I am ambivalent about the Come and See ending, when we see Hitler's ascendancy in reverse. It's interesting inasmuch as it suggests that the boy has not lost his humanity, as he wouldn't kill Hitler as a baby. On the other hand, along with that sculpture of Hitler that they carry, it doubles down on the movie's fixation with Hitler as an antagonist. This is not complex enough. Furthermore, the movie was commissioned to commemorate the 40th anniversary of Victory over the Nazis. Knowing that—and given some of the heavy handedness, like the final speech by the Nazi (which I liked in an exploitation movie kind of way), the footage of the Holocaust survivor, the tediously abject suffering (which I was fine with) and the final scene in the forest (nevertheless, well shot)—it can be viewed as agitprop/propaganda.

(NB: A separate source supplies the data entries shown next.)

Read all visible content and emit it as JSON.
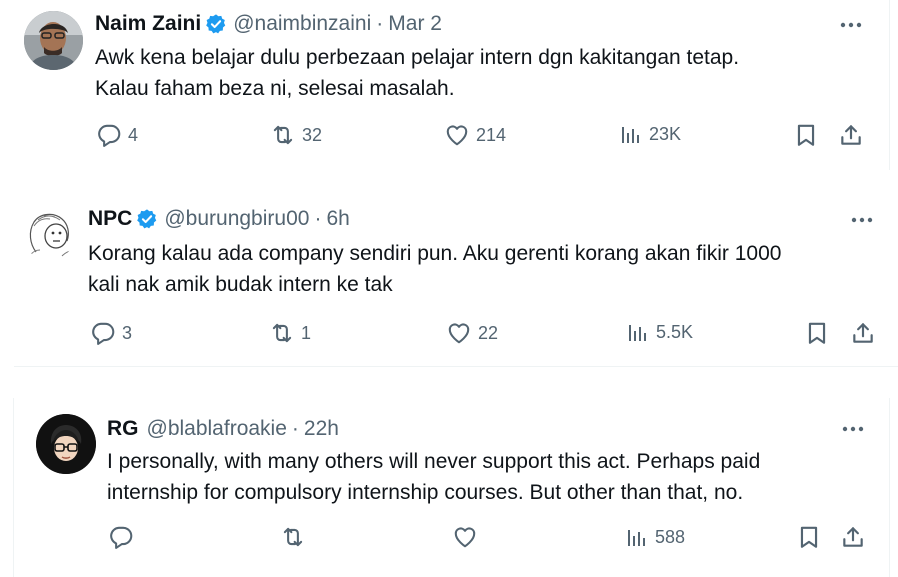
{
  "colors": {
    "verified": "#1d9bf0",
    "muted": "#536471",
    "text": "#0f1419",
    "divider": "#eff3f4"
  },
  "tweets": [
    {
      "name": "Naim Zaini",
      "handle": "@naimbinzaini",
      "separator": "·",
      "time": "Mar 2",
      "verified": true,
      "text_lines": [
        "Awk kena belajar dulu perbezaan pelajar intern dgn kakitangan tetap.",
        "Kalau faham beza ni, selesai masalah."
      ],
      "counts": {
        "replies": "4",
        "retweets": "32",
        "likes": "214",
        "views": "23K"
      }
    },
    {
      "name": "NPC",
      "handle": "@burungbiru00",
      "separator": "·",
      "time": "6h",
      "verified": true,
      "text_lines": [
        "Korang kalau ada company sendiri pun. Aku gerenti korang akan fikir 1000",
        "kali nak amik budak intern ke tak"
      ],
      "counts": {
        "replies": "3",
        "retweets": "1",
        "likes": "22",
        "views": "5.5K"
      }
    },
    {
      "name": "RG",
      "handle": "@blablafroakie",
      "separator": "·",
      "time": "22h",
      "verified": false,
      "text_lines": [
        "I personally, with many others will never support this act. Perhaps paid",
        "internship for compulsory internship courses. But other than that, no."
      ],
      "counts": {
        "replies": "",
        "retweets": "",
        "likes": "",
        "views": "588"
      }
    }
  ],
  "icons": {
    "reply": "reply-icon",
    "retweet": "retweet-icon",
    "like": "heart-icon",
    "views": "views-icon",
    "bookmark": "bookmark-icon",
    "share": "share-icon",
    "more": "more-icon",
    "verified": "verified-badge-icon"
  }
}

Overall, however, it was compelling and immersive, and occasionally, darkly funny and scary. And cinematographically, it was excellent.